Dad and the Derby

May 8 9:30 a.m.

I watched the Kentucky Derby with my neighbors on Saturday but it just wasn’t the same as previous years — there definitely was a lack of excitement on my part. I usually check out various horse racing websites for info about the contenders, dope out the racing form and also watch race replays; however, since losing my father seven months ago, I wasn’t into doing all of that. Dad brought me to my first horse race when I was a little kid and I have many fond memories of our times together at Bay Meadows.

Dad at Del Mar (Navy Days mid-1940s, note Del Mar program on right)

All of the guys my dad knew at the track had nicknames. My dad’s moniker was “the plumber” (his profession) and some of his buddies were: Frenchie (a French guy), Periscope Pete (he used a home-made periscope to peek over the betting windows to see what horses the well-off bettors were wagering on), Nibbly Fingers (he incessantly chewed his finger nails), Hank the Crank (no meaning, it rhymed) and Pistol (he was court martialed due to drinking the water out of his machine gun). There were many more, but I just can’t recall their names right now.

I remember my first big score at the track. My dad and I ran a slalom course through the Bay Meadows parking lot as the first race was minutes away. It was hard to keep up with my dad – my spindly legs were no match for a sprinting, 6’4” man with winning on his mind. I laughed at a license plate I passed which said “Idaho, land of potatoes,” and mentioned it to my dad later but he didn’t seem to hear me as he was intently studying the racing form.

My dad went off to make a bet and I sat down to look at the racing form and program and noticed a horse named “Lovely Idaho.” I looked at the odds board and Lovely Idaho was over 50-1 and I really wanted to bet on her but I couldn’t find my dad anywhere (I was only around 12 and obviously too young to bet). As the minutes ticked away, and no sign of my dad, I became desperate and finally asked an honest looking woman if she’d bet Lovely Idaho for me, which she did. Dad didn’t return to watch the race with me (he was probably watching it with Hank the Crank), so when Lovely Idaho came down the stretch ahead of the pack and won convincingly, I celebrated alone (it was obvious by the lack of celebration that no one else around me had bet on the biggest long shot of the race).

When dad returned, I told him I had given a lady $2 to place a $2 win bet on Lovely Idaho for me and then excitedly showed him my $100+ winning ticket. I didn’t think he was listening when I told him about the license plate earlier that day, but after he congratulated me on my big win, he laughed and said “You bet that horse because of the land of potatoes!” He cashed my ticket, gave me my money and I don’t think I had another winner that day, but it didn’t matter because I was hooked. I’ve loved horse racing (and gambling in general) ever since.

There are so many stories about the race track and I wish I could have my dad here to tell them again as I have forgotten quite a few over the years. I’m sure I will remember more race track stories as time goes on and when I do, I will write about them.

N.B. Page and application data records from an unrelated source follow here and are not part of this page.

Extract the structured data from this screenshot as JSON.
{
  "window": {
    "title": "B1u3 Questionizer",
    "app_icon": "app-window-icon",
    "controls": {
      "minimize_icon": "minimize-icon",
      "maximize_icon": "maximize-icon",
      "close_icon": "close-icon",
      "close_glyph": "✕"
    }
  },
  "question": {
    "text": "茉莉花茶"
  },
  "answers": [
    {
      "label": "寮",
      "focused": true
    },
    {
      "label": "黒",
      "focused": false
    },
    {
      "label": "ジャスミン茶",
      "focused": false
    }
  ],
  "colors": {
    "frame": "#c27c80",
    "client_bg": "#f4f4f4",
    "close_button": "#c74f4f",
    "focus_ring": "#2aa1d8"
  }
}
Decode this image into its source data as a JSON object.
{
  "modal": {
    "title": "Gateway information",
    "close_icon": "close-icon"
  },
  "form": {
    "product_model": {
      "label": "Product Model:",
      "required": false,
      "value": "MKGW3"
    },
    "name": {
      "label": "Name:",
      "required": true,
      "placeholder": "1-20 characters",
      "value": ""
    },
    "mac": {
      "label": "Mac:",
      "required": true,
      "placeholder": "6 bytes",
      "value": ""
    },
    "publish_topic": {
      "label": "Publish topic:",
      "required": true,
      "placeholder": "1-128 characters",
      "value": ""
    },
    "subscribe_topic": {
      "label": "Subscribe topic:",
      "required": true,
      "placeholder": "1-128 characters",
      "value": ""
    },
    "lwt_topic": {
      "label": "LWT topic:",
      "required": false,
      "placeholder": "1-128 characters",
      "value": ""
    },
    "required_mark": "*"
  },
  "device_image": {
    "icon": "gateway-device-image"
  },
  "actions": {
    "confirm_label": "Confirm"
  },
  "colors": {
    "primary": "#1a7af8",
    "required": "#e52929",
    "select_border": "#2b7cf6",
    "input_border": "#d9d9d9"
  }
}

Back to the derby. My lack of research about the contenders in the race didn’t stop me from making a couple of bets because as you’ve most likely surmised, I love to gamble, particularly on the ponies. My husband went to the local race track with a buddy and I gave him $10 to bet $5 on the nose on two horses: Golden Cents and It’s My Lucky Day. Even though I didn’t do my research, I HAD to make a bet — it’s in my blood to gamble and it makes the race much more fun to watch (FYI, neither horse came in the money).

My neighbors and I watched the pre-race hype and we all had a toast before the race with mint juleps. I got a little weepy when the horses entered the paddock as I always used to call my dad before the race to see who he liked and compare notes about the horses, jockeys, etc. When the song “My Old Kentucky Home” came on the TV, we all quieted to listen and when the choir at Churchill Downs started singing, the wind chimes in my neighbor’s back yard started “singing” too. There was absolutely no wind, and I noticed the chimes seeming to “chime” along with the words to the song and when the song was over, the chimes immediately stopped. I’m convinced it was my father singing through the chimes (he loved to sing). My neighbors noticed it also, so I wasn’t just imagining things.

The wind chimes only made another sound once that day right before I went back home (as if to say good bye). I believe my dad was there with me for the derby and I’m glad he’s watching over me and still watching the horse races. Once a gambler, always a gambler.

Dad holding Daily Racing Form (1980s)


One thought on “Dad and the Derby

Leave a Reply

Fill in your details below or click an icon to log in: Logo

You are commenting using your account. Log Out /  Change )

Google+ photo

You are commenting using your Google+ account. Log Out /  Change )

Twitter picture

You are commenting using your Twitter account. Log Out /  Change )

Facebook photo

You are commenting using your Facebook account. Log Out /  Change )


Connecting to %s